As headlines buzz with the news that the subprime mortgage-related turmoil did not, in fact, leave the hedge fund industry in smoking ruins, a report from Credit Suisse Index Co. looked back at the aftermath of previous market-shaking events. The verdict: hedge funds as an asset class remained less volatile and better able to produce positive performance through troubled times. Indeed, current results from hedge fund index providers would seem to bear out the theory that hedge funds are able to bounce back quickly. After posting declines in August, returns were up in September.
It’s certainly true that funds were buoyed by a soaring equity market–the Dow Jones Industrial Average rose more than 8% from mid-August through the end of September, helping long/short equity managers post the largest gains. But in past market upheavals, hedge funds as an asset class have proven themselves able to resume positive performance faster than global equity or debt markets, and most strategies were able to turn in positive results over the one-year period following a market event.
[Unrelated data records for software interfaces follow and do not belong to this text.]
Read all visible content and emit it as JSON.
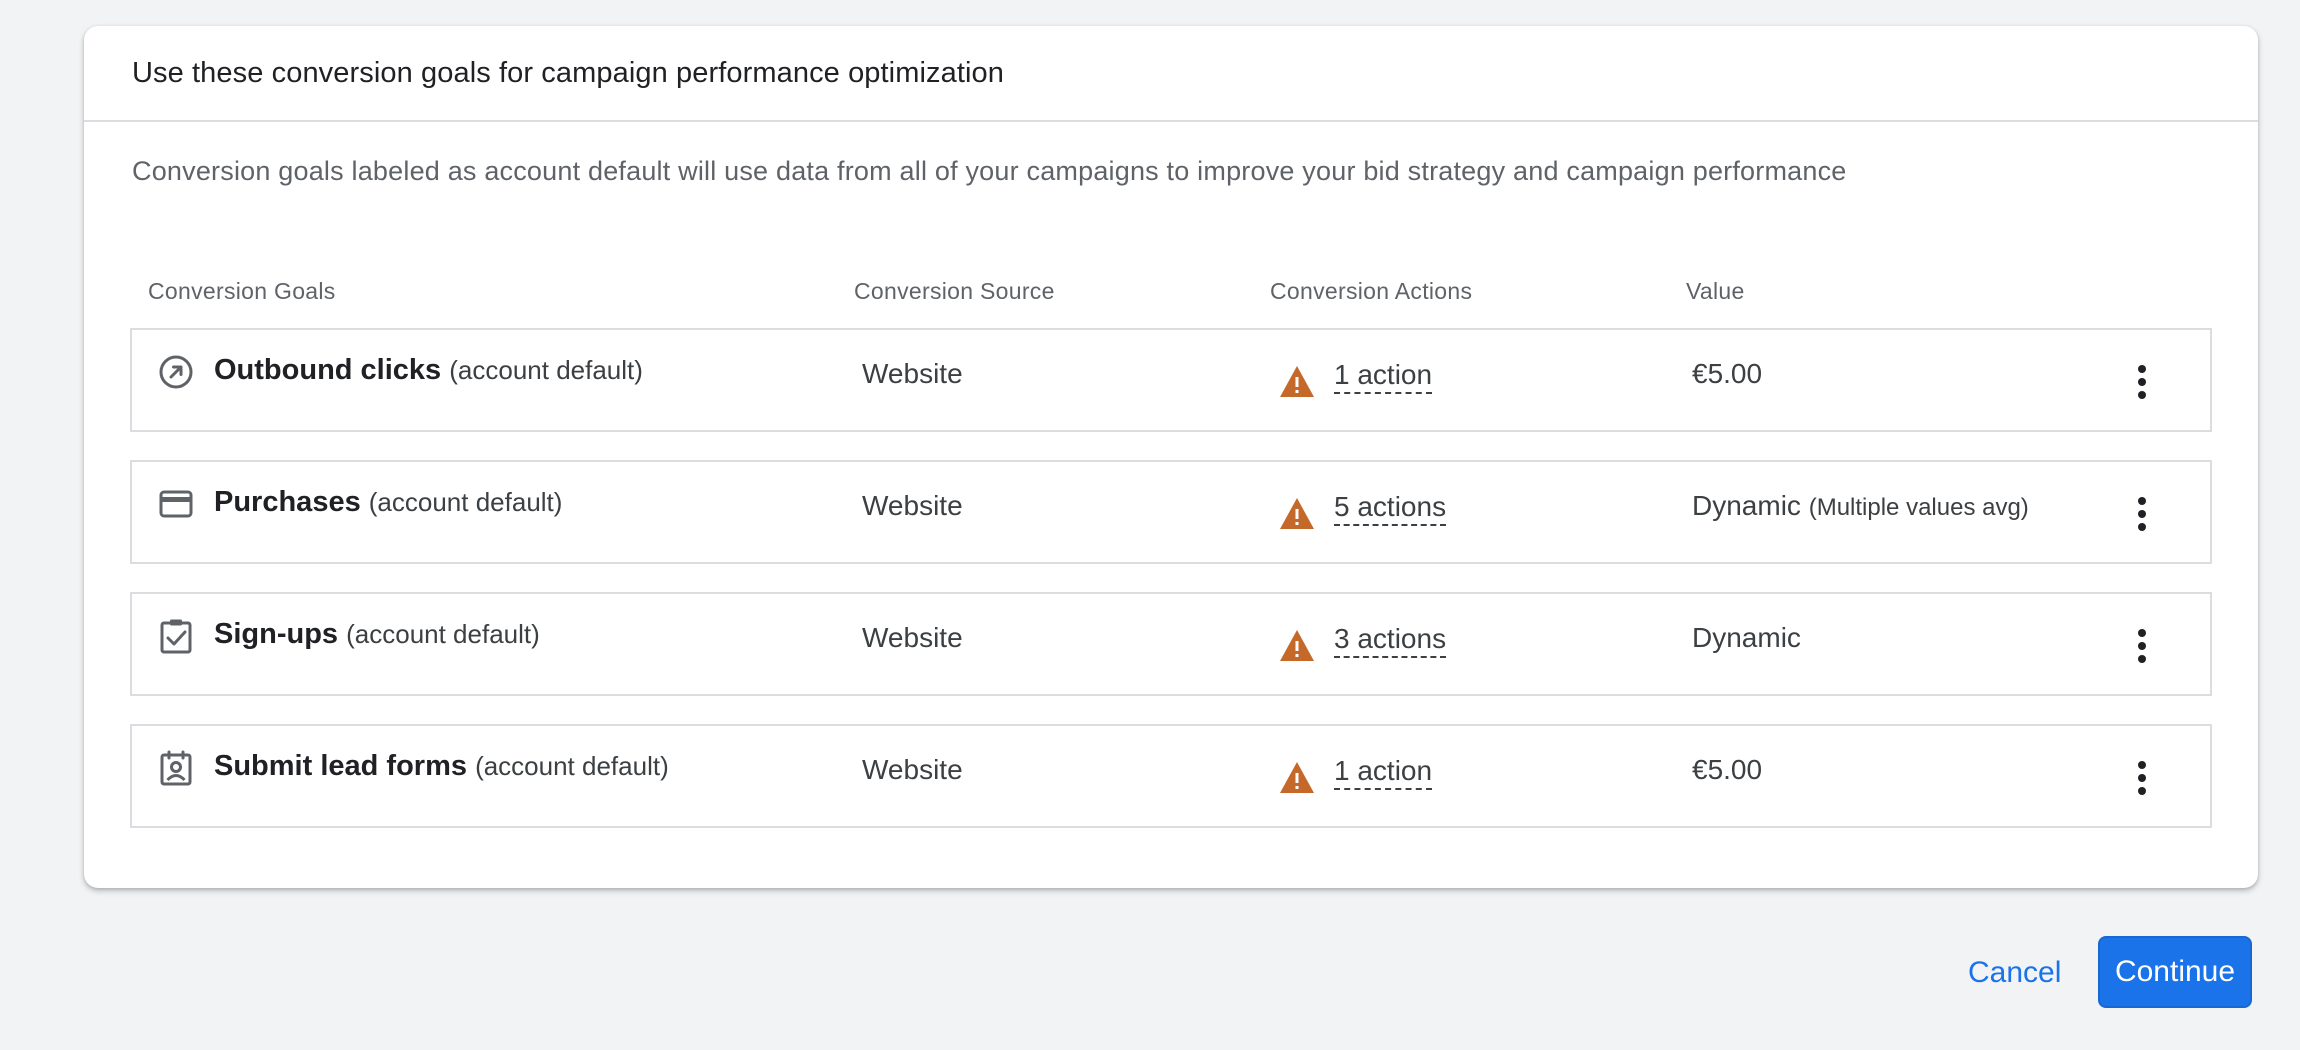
{
  "dialog": {
    "title": "Use these conversion goals for campaign performance optimization",
    "description": "Conversion goals labeled as account default will use data from all of your campaigns to improve your bid strategy and campaign performance"
  },
  "columns": {
    "goals": "Conversion Goals",
    "source": "Conversion Source",
    "actions": "Conversion Actions",
    "value": "Value"
  },
  "rows": [
    {
      "icon": "outbound-arrow-icon",
      "name": "Outbound clicks",
      "suffix": "(account default)",
      "source": "Website",
      "actions": "1 action",
      "value": "€5.00",
      "value_note": ""
    },
    {
      "icon": "credit-card-icon",
      "name": "Purchases",
      "suffix": "(account default)",
      "source": "Website",
      "actions": "5 actions",
      "value": "Dynamic",
      "value_note": "(Multiple values avg)"
    },
    {
      "icon": "clipboard-check-icon",
      "name": "Sign-ups",
      "suffix": "(account default)",
      "source": "Website",
      "actions": "3 actions",
      "value": "Dynamic",
      "value_note": ""
    },
    {
      "icon": "contact-form-icon",
      "name": "Submit lead forms",
      "suffix": "(account default)",
      "source": "Website",
      "actions": "1 action",
      "value": "€5.00",
      "value_note": ""
    }
  ],
  "footer": {
    "cancel_label": "Cancel",
    "continue_label": "Continue"
  },
  "colors": {
    "accent": "#1a73e8",
    "warning": "#c5692b",
    "border": "#dadce0",
    "background": "#f1f3f4"
  }
}
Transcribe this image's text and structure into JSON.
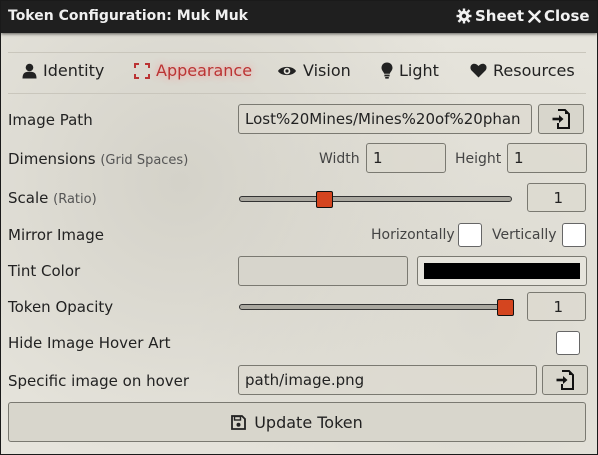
{
  "window": {
    "title": "Token Configuration: Muk Muk",
    "sheet_label": "Sheet",
    "close_label": "Close"
  },
  "tabs": [
    {
      "label": "Identity",
      "icon": "user-icon"
    },
    {
      "label": "Appearance",
      "icon": "expand-icon",
      "active": true
    },
    {
      "label": "Vision",
      "icon": "eye-icon"
    },
    {
      "label": "Light",
      "icon": "lightbulb-icon"
    },
    {
      "label": "Resources",
      "icon": "heart-icon"
    }
  ],
  "image_path": {
    "label": "Image Path",
    "value": "Lost%20Mines/Mines%20of%20phan"
  },
  "dimensions": {
    "label": "Dimensions",
    "hint": "(Grid Spaces)",
    "width_label": "Width",
    "width_value": "1",
    "height_label": "Height",
    "height_value": "1"
  },
  "scale": {
    "label": "Scale",
    "hint": "(Ratio)",
    "value": "1",
    "slider_fraction": 0.3
  },
  "mirror": {
    "label": "Mirror Image",
    "horizontal_label": "Horizontally",
    "vertical_label": "Vertically"
  },
  "tint": {
    "label": "Tint Color",
    "color": "#000000"
  },
  "opacity": {
    "label": "Token Opacity",
    "value": "1",
    "slider_fraction": 1.0
  },
  "hide_hover": {
    "label": "Hide Image Hover Art"
  },
  "hover_image": {
    "label": "Specific image on hover",
    "value": "path/image.png"
  },
  "update_label": "Update Token"
}
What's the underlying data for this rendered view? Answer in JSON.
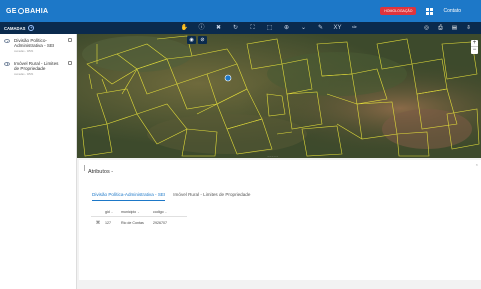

In their report, the Credit Suisse researchers looked at a rogue’s gallery of periods the investment community would probably just as soon forget, beginning with the Asian financial crisis of 1997. They found that after market volatility peaked, hedge fund strategies showed de-correlation with broader markets, and from July 1997 through June 1998 the Credit Suisse/Tremont Hedge Fund Index returned 23.62%. Emerging markets funds were hardest hit, down 17.6% over the 12-month period, but global macro and long/short equity returned 40.53% and 26.21%, respectively, while nearly all other strategies managed gains.
This event was followed almost immediately by a worldwide panic in the late summer of 1998, set off by the devaluation of the Russian ruble and a subsequent moratorium on that country’s debt service. This in turn led to the most famous of hedge fund blowups at Long-Term Capital Management. However, in the midst of the turbulence over the year that followed–July 1998 through June 1999–managed futures continued to perform quite well, returning 15.86% for the 12-month period, while long/short equity regained ground quickly and eventually finished with a 17.28% gain. This, according to the research, demonstrated that “while hedge funds as an asset class were hit, the diversification of hedge fund strategies provided some protection.” A year later, as tech stocks began to tank in mid-2000, hedge fund performance stayed mostly flat while equity markets plunged. Hedge funds had “quickly adapted to the crisis.”
The Lessons of the Past
Hedge fund returns remained mostly steady through the market fears and confusion that followed the terrorist attacks of September 11, 2001, according to the CS/Tremont index. Equity markets, already leaning bearish, fell further, and initially emerging markets and long/short equity went along for the ride, but by the end of June 2002 long/short equity was almost back to where it started, down 0.86% for the previous 12 months, while emerging markets returned 7.45%. Global macro, meanwhile, outperformed all other strategies with a 13.76% gain.
The lessons of the past 10 years, according to the researchers, ought to prove true once again as market participants sift through the credit fallout. “Hedge funds are able to take advantage of new opportunities, such as those created in the past few months, in order to generate absolute returns,” the authors wrote.